===== Extracted information =====

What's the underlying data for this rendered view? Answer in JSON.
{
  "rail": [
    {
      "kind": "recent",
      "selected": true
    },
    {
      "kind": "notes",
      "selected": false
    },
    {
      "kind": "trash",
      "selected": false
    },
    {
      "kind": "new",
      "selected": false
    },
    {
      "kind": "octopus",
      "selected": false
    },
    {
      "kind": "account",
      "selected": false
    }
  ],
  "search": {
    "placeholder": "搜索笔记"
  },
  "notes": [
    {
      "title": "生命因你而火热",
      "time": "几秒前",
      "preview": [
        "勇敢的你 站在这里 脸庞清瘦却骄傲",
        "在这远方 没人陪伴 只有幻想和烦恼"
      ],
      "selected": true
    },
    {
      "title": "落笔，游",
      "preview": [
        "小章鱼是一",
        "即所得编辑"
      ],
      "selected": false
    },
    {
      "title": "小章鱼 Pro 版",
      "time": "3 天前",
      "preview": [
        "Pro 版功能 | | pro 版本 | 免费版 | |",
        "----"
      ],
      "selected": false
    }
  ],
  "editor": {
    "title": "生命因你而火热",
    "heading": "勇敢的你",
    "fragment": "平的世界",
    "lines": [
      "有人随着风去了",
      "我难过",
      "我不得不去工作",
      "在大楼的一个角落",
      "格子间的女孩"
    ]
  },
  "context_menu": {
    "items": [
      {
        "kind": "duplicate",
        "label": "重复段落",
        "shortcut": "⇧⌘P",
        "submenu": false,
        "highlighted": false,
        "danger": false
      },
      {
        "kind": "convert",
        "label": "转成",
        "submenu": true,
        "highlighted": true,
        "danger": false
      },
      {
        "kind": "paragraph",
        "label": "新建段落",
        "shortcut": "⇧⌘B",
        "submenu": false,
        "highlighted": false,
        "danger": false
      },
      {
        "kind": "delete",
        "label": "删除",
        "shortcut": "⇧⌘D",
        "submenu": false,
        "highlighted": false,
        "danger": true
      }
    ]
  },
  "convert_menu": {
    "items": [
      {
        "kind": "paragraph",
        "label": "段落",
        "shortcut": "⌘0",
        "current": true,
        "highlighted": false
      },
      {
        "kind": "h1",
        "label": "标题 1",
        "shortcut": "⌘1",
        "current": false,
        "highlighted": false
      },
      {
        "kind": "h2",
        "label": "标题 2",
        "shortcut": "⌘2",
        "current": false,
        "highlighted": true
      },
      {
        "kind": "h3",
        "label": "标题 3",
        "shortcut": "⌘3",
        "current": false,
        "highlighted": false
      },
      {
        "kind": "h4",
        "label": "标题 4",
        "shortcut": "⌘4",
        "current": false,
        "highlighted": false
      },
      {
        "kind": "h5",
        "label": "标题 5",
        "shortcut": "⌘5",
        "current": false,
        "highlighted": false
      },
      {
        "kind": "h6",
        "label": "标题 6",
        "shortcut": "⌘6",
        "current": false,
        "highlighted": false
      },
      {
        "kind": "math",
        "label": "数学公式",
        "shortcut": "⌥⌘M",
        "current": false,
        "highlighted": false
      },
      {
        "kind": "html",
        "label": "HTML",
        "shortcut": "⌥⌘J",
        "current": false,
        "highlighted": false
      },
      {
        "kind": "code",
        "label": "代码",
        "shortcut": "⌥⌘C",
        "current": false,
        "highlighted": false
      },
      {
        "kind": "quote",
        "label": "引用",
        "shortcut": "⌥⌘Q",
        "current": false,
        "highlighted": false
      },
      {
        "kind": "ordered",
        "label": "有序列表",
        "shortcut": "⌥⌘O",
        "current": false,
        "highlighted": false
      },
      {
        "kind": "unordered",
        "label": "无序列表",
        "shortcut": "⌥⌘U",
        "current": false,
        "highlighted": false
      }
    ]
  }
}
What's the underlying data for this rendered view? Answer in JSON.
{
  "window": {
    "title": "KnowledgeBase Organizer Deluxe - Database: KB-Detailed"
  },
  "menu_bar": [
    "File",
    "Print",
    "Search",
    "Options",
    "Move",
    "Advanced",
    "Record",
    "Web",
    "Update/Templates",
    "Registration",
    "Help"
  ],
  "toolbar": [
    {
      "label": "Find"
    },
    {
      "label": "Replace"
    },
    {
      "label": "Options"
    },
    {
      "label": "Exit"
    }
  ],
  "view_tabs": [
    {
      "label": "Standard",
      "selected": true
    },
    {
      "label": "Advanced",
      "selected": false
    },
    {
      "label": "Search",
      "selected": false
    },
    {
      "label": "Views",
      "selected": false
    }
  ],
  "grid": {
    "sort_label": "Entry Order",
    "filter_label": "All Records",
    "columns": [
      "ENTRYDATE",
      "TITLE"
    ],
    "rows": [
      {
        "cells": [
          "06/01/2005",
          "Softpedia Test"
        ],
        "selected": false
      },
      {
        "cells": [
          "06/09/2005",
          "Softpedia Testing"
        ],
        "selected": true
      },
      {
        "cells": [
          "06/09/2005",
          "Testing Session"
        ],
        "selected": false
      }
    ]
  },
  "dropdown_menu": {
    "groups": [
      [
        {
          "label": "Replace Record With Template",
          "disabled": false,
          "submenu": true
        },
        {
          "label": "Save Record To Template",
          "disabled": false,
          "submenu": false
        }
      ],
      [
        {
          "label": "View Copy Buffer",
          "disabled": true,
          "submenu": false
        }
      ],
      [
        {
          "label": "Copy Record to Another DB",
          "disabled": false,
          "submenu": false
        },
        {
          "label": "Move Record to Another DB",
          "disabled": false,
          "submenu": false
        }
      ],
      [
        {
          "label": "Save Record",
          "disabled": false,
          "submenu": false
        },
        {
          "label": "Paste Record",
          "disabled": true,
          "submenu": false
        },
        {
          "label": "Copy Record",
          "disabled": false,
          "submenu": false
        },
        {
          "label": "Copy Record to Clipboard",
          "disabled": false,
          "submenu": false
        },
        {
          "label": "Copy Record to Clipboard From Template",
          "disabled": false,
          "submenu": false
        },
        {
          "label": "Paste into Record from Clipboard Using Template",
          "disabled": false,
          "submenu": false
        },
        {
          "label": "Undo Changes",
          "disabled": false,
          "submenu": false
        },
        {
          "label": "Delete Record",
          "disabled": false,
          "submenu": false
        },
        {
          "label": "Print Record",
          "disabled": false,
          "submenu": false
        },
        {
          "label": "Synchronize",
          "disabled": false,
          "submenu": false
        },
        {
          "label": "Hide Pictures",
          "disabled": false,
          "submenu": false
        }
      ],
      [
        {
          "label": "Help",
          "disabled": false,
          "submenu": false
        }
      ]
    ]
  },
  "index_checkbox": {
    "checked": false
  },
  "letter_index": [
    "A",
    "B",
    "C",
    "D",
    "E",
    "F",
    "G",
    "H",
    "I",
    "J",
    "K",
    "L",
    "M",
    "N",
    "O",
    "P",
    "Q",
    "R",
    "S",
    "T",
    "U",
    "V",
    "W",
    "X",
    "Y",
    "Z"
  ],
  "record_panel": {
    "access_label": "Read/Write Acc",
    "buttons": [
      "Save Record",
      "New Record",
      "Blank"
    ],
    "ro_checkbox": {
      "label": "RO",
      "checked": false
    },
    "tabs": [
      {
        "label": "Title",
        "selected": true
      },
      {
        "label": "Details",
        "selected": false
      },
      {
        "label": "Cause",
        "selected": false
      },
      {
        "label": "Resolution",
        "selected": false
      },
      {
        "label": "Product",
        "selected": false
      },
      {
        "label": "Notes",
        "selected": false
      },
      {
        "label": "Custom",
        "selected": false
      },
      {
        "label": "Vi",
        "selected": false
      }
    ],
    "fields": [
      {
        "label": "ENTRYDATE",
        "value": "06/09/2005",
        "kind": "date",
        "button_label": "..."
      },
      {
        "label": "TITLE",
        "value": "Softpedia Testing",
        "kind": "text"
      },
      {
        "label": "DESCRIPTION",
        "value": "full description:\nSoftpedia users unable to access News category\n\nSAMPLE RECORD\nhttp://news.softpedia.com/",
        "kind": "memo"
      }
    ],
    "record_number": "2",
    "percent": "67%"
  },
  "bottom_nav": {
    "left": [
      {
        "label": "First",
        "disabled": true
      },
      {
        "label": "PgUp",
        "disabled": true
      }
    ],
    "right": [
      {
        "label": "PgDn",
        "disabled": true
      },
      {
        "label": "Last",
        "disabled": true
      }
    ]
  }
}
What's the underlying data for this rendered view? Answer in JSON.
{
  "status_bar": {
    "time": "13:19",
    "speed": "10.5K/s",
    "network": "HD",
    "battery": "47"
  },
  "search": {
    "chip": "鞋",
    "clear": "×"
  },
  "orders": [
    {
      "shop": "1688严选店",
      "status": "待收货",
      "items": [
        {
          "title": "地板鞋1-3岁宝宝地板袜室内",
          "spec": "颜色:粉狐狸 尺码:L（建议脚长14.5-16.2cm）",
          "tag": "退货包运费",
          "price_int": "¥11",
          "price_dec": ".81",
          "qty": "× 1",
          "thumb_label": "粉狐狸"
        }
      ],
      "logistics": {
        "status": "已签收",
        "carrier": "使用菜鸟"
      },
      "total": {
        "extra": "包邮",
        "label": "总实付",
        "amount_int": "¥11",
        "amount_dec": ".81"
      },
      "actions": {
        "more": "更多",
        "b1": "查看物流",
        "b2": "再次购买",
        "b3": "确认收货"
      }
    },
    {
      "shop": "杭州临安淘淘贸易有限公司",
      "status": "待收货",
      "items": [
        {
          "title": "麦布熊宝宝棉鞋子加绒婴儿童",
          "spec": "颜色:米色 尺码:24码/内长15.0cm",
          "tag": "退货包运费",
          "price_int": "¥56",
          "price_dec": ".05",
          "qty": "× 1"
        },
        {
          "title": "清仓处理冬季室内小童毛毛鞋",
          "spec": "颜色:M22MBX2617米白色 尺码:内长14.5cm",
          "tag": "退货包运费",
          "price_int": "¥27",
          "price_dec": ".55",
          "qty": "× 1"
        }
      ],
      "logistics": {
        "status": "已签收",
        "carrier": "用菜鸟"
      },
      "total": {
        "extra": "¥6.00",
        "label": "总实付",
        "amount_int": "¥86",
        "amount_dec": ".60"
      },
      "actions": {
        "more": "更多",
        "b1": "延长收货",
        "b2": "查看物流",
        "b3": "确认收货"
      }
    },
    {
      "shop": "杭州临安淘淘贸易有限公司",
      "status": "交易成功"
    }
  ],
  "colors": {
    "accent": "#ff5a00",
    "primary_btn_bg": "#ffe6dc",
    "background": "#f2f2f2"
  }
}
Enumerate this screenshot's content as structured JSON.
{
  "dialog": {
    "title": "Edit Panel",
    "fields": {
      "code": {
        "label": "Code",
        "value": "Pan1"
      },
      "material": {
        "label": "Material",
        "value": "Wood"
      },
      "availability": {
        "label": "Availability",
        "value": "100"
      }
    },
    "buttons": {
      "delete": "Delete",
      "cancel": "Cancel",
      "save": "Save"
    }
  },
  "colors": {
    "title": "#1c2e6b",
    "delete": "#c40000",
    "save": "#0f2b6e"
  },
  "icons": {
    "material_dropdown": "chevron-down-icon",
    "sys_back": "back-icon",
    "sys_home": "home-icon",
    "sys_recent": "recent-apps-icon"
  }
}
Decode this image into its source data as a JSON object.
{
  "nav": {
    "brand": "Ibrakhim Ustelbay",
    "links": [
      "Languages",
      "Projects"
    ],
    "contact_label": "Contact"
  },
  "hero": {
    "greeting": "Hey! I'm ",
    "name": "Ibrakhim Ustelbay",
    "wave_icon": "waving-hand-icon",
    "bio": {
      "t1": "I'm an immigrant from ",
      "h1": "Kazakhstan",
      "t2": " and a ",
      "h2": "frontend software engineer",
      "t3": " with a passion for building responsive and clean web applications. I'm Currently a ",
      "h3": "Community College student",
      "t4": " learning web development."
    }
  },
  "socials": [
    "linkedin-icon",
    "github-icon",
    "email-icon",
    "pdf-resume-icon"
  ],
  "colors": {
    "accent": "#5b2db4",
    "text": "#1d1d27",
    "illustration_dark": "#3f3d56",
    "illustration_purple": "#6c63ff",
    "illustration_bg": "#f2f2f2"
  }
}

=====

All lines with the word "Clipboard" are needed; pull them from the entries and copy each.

          "label": "Copy Record to Clipboard",
          "label": "Copy Record to Clipboard From Template",
          "label": "Paste into Record from Clipboard Using Template",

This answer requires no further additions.